Bell Pottinger Group were not to Blame
Despite the evidence brought forward from the Bureau of Investigative Journalism I do not believe Bell Pottinger is to blame from the criticisms brought forward by the media since. It strikes unfair how suddenly journalists became outraged by the lobbying industry when their own influence is dubious. I concede that the management exampled by Bell Pottinger on this occasion was not righteous – in places it seemed ignorant considering the extensive history of Uzbekistan.

Instead the investigation raised more questions surrounding the integrity of the lobbying industry, occasionally referred to as ‘the dark arts’. Anybody with an inclination towards politics will know the influence of businesses and states when decision making is in progress. Why shouldn’t lobbyists be transparent and argue for the concerns of the client?

The key point of this investigation was when the bureau said the government of Uzbekistan was seeking real change. Only once this has been announced was the rest of the investigation possible but it was based upon a lie told by journalists. Yes, it provided transparency but under the wrong circumstances. If the Bureau had announced that Uzbeckistan was not seeking changes then I believe Bell Pottinger would have dropped proceedings with pitching the campaign.

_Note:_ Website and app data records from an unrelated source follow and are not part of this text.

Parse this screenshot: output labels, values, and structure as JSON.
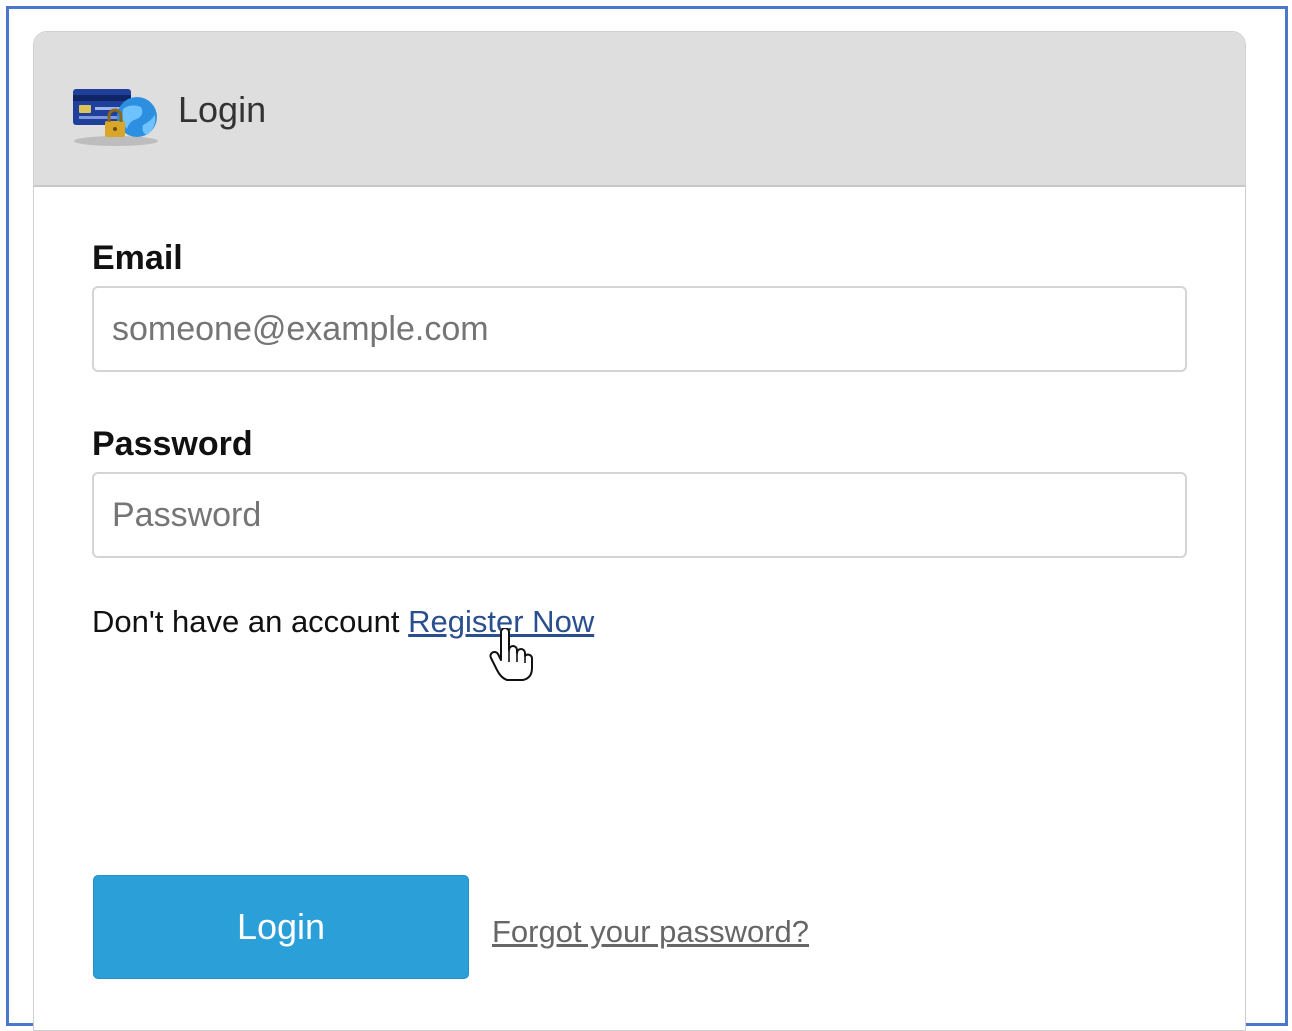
{
  "header": {
    "title": "Login",
    "icon": "credit-card-globe-lock-icon"
  },
  "form": {
    "email": {
      "label": "Email",
      "value": "",
      "placeholder": "someone@example.com"
    },
    "password": {
      "label": "Password",
      "value": "",
      "placeholder": "Password"
    },
    "register": {
      "prompt": "Don't have an account ",
      "link_label": "Register Now"
    },
    "login_button_label": "Login",
    "forgot_link_label": "Forgot your password?"
  },
  "colors": {
    "frame_border": "#4a77c9",
    "header_bg": "#dedede",
    "button_bg": "#2a9fd8",
    "link": "#2a4f8f"
  }
}
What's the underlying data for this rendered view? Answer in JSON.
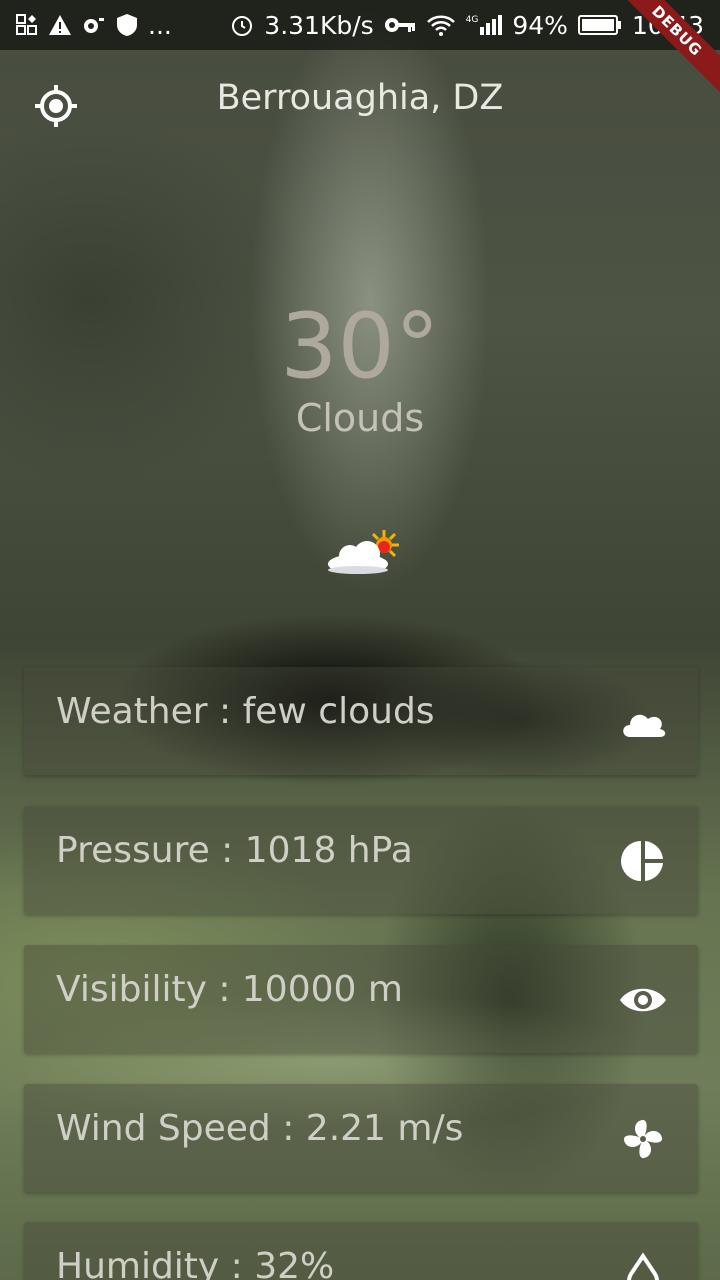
{
  "status_bar": {
    "network_speed": "3.31Kb/s",
    "battery": "94%",
    "time": "10:43",
    "ellipsis": "...",
    "cellular_type": "4G"
  },
  "debug_banner": "DEBUG",
  "header": {
    "location": "Berrouaghia, DZ"
  },
  "current": {
    "temperature": "30°",
    "condition": "Clouds",
    "icon": "few-clouds-icon"
  },
  "details": [
    {
      "label": "Weather : few clouds",
      "icon": "cloud-icon"
    },
    {
      "label": "Pressure : 1018 hPa",
      "icon": "pie-chart-icon"
    },
    {
      "label": "Visibility : 10000 m",
      "icon": "eye-icon"
    },
    {
      "label": "Wind Speed : 2.21 m/s",
      "icon": "fan-icon"
    },
    {
      "label": "Humidity : 32%",
      "icon": "water-drop-icon"
    }
  ]
}
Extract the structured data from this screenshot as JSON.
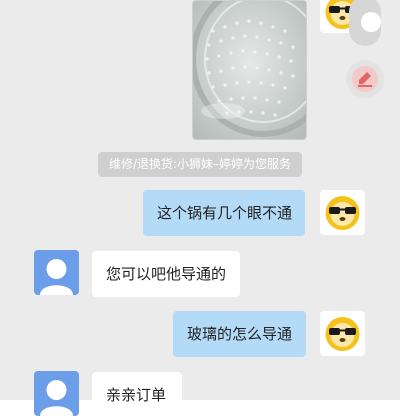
{
  "messages": [
    {
      "type": "image",
      "sender": "agent"
    },
    {
      "type": "system",
      "text": "维修/退换货:小狮妹–婷婷为您服务"
    },
    {
      "type": "text",
      "sender": "agent",
      "text": "这个锅有几个眼不通"
    },
    {
      "type": "text",
      "sender": "user",
      "text": "您可以吧他导通的"
    },
    {
      "type": "text",
      "sender": "agent",
      "text": "玻璃的怎么导通"
    },
    {
      "type": "text",
      "sender": "user",
      "text": "亲亲订单"
    }
  ],
  "colors": {
    "background": "#ebebeb",
    "outgoing_bubble": "#b3dbf7",
    "incoming_bubble": "#ffffff",
    "user_avatar": "#6b9de8",
    "system_note": "#cfcfcf",
    "action_accent": "#e06666"
  },
  "icons": {
    "agent_avatar": "sunglasses-lion-icon",
    "user_avatar": "default-person-icon",
    "float_action": "edit-icon"
  }
}
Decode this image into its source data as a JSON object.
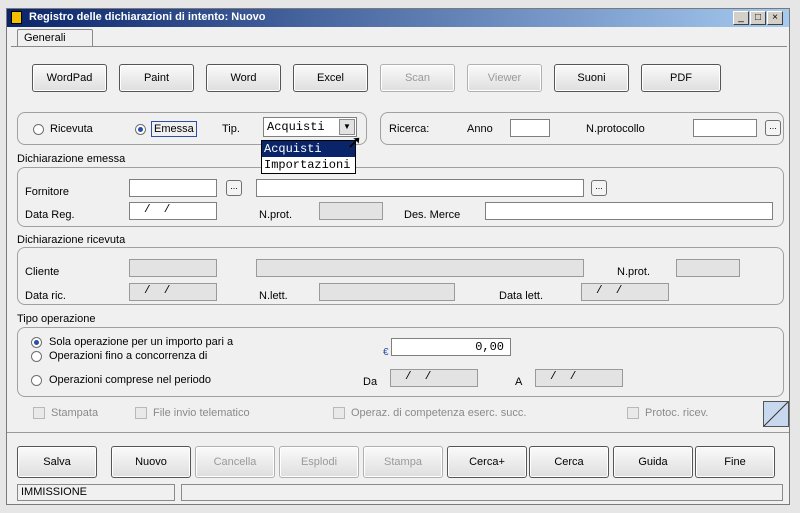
{
  "window": {
    "title": "Registro delle dichiarazioni di intento: Nuovo",
    "tab": "Generali"
  },
  "toolbar": [
    "WordPad",
    "Paint",
    "Word",
    "Excel",
    "Scan",
    "Viewer",
    "Suoni",
    "PDF"
  ],
  "toolbar_disabled": [
    "Scan",
    "Viewer"
  ],
  "filter": {
    "ricevuta": "Ricevuta",
    "emessa": "Emessa",
    "tip_label": "Tip.",
    "tip_value": "Acquisti",
    "tip_options": [
      "Acquisti",
      "Importazioni"
    ],
    "ricerca": "Ricerca:",
    "anno": "Anno",
    "nprotocollo": "N.protocollo",
    "selected": "Emessa"
  },
  "emessa": {
    "section": "Dichiarazione emessa",
    "fornitore": "Fornitore",
    "data_reg": "Data Reg.",
    "data_reg_value": "/  /",
    "nprot": "N.prot.",
    "des_merce": "Des. Merce"
  },
  "ricevuta": {
    "section": "Dichiarazione ricevuta",
    "cliente": "Cliente",
    "nprot": "N.prot.",
    "data_ric": "Data ric.",
    "data_ric_value": "/  /",
    "nlett": "N.lett.",
    "data_lett": "Data lett.",
    "data_lett_value": "/  /"
  },
  "tipo": {
    "section": "Tipo operazione",
    "opt1": "Sola operazione per un importo pari a",
    "opt2": "Operazioni fino a concorrenza di",
    "opt3": "Operazioni comprese nel periodo",
    "currency": "€",
    "importo": "0,00",
    "da": "Da",
    "da_value": "/  /",
    "a": "A",
    "a_value": "/  /",
    "selected": "Sola operazione per un importo pari a"
  },
  "checkboxes": [
    "Stampata",
    "File invio telematico",
    "Operaz. di competenza eserc. succ.",
    "Protoc. ricev."
  ],
  "actions": [
    "Salva",
    "Nuovo",
    "Cancella",
    "Esplodi",
    "Stampa",
    "Cerca+",
    "Cerca",
    "Guida",
    "Fine"
  ],
  "actions_disabled": [
    "Cancella",
    "Esplodi",
    "Stampa"
  ],
  "status": {
    "mode": "IMMISSIONE",
    "message": ""
  },
  "colors": {
    "titlebar": "#0a246a",
    "selection": "#0a246a",
    "accent": "#2b4fa8"
  }
}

Broader education is required publically of the lobbying industry. It starts with providing proper regulation of the industry in the UK. In America a measure of statuary transparency exists which requires companies to disclose client contracts and announce their contact with politicians. A requirement such as this may be the right path to take to ensure integrity remains at the centre of this, at times, questionable industry.